== Problem to work on ==
Please give the entries below again exactly, omitting every picture.

== Data supplied ==

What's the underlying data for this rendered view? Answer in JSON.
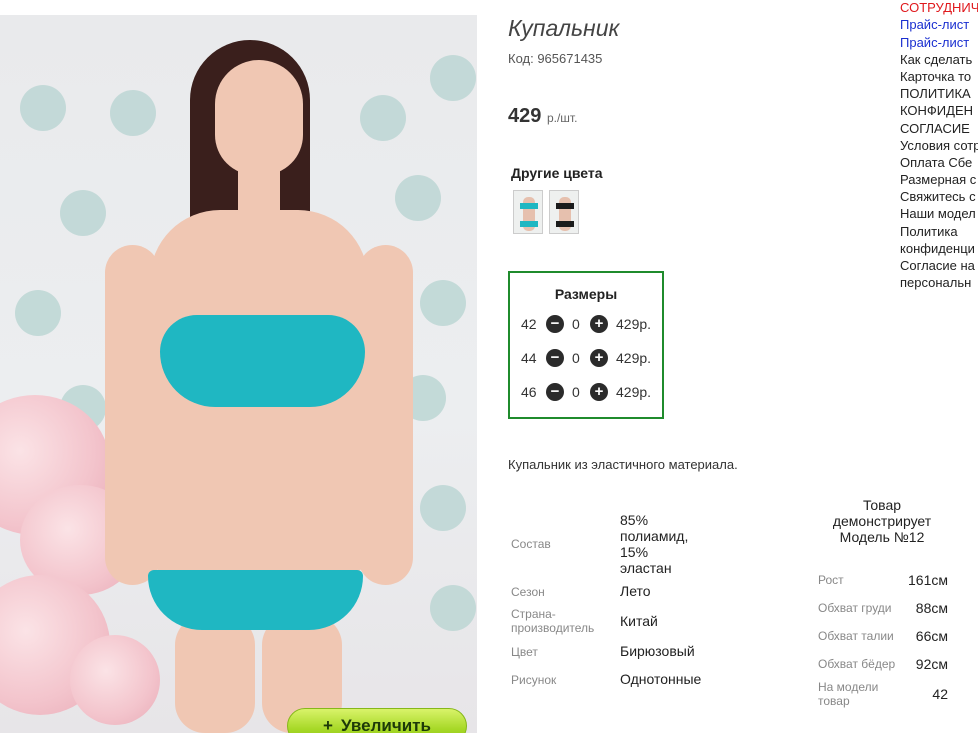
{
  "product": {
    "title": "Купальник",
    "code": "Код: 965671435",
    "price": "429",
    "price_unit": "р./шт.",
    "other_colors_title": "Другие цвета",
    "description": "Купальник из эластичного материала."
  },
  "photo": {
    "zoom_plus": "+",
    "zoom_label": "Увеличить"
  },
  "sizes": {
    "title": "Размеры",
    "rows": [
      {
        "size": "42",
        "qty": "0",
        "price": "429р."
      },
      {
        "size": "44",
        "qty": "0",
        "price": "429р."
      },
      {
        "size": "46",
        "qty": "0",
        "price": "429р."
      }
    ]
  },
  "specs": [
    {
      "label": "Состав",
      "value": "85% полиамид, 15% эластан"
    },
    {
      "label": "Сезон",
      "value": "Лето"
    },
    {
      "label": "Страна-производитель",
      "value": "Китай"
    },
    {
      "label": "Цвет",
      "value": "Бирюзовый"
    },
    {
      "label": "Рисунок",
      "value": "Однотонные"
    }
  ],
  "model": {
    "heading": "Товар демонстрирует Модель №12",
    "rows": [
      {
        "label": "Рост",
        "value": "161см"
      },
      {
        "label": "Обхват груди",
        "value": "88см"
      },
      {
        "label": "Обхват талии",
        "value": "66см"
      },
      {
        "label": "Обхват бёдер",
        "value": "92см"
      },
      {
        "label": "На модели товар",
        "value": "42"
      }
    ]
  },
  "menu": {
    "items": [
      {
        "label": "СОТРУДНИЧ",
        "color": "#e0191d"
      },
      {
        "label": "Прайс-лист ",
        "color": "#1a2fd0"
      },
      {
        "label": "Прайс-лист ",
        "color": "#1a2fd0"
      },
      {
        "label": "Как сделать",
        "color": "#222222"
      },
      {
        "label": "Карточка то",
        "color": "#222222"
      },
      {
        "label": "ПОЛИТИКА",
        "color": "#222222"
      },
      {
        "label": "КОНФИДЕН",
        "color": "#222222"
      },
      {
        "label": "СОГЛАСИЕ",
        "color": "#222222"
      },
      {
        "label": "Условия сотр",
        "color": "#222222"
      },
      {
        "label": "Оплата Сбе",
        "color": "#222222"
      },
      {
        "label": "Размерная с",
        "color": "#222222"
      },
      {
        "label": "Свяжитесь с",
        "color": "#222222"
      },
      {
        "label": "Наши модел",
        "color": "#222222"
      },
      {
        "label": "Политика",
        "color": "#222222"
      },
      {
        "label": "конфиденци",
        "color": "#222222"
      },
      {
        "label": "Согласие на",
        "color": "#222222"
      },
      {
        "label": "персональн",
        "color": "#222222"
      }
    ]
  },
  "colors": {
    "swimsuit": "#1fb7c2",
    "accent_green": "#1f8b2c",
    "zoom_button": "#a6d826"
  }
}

== Response below ==
What's the underlying data for this rendered view? Answer in JSON.
{
  "product": {
    "title": "Купальник",
    "code": "Код: 965671435",
    "price": "429",
    "price_unit": "р./шт.",
    "other_colors_title": "Другие цвета",
    "description": "Купальник из эластичного материала."
  },
  "photo": {
    "zoom_plus": "+",
    "zoom_label": "Увеличить"
  },
  "sizes": {
    "title": "Размеры",
    "rows": [
      {
        "size": "42",
        "qty": "0",
        "price": "429р."
      },
      {
        "size": "44",
        "qty": "0",
        "price": "429р."
      },
      {
        "size": "46",
        "qty": "0",
        "price": "429р."
      }
    ]
  },
  "specs": [
    {
      "label": "Состав",
      "value": "85% полиамид, 15% эластан"
    },
    {
      "label": "Сезон",
      "value": "Лето"
    },
    {
      "label": "Страна-производитель",
      "value": "Китай"
    },
    {
      "label": "Цвет",
      "value": "Бирюзовый"
    },
    {
      "label": "Рисунок",
      "value": "Однотонные"
    }
  ],
  "model": {
    "heading": "Товар демонстрирует Модель №12",
    "rows": [
      {
        "label": "Рост",
        "value": "161см"
      },
      {
        "label": "Обхват груди",
        "value": "88см"
      },
      {
        "label": "Обхват талии",
        "value": "66см"
      },
      {
        "label": "Обхват бёдер",
        "value": "92см"
      },
      {
        "label": "На модели товар",
        "value": "42"
      }
    ]
  },
  "menu": {
    "items": [
      {
        "label": "СОТРУДНИЧ",
        "color": "#e0191d"
      },
      {
        "label": "Прайс-лист ",
        "color": "#1a2fd0"
      },
      {
        "label": "Прайс-лист ",
        "color": "#1a2fd0"
      },
      {
        "label": "Как сделать",
        "color": "#222222"
      },
      {
        "label": "Карточка то",
        "color": "#222222"
      },
      {
        "label": "ПОЛИТИКА",
        "color": "#222222"
      },
      {
        "label": "КОНФИДЕН",
        "color": "#222222"
      },
      {
        "label": "СОГЛАСИЕ",
        "color": "#222222"
      },
      {
        "label": "Условия сотр",
        "color": "#222222"
      },
      {
        "label": "Оплата Сбе",
        "color": "#222222"
      },
      {
        "label": "Размерная с",
        "color": "#222222"
      },
      {
        "label": "Свяжитесь с",
        "color": "#222222"
      },
      {
        "label": "Наши модел",
        "color": "#222222"
      },
      {
        "label": "Политика",
        "color": "#222222"
      },
      {
        "label": "конфиденци",
        "color": "#222222"
      },
      {
        "label": "Согласие на",
        "color": "#222222"
      },
      {
        "label": "персональн",
        "color": "#222222"
      }
    ]
  },
  "colors": {
    "swimsuit": "#1fb7c2",
    "accent_green": "#1f8b2c",
    "zoom_button": "#a6d826"
  }
}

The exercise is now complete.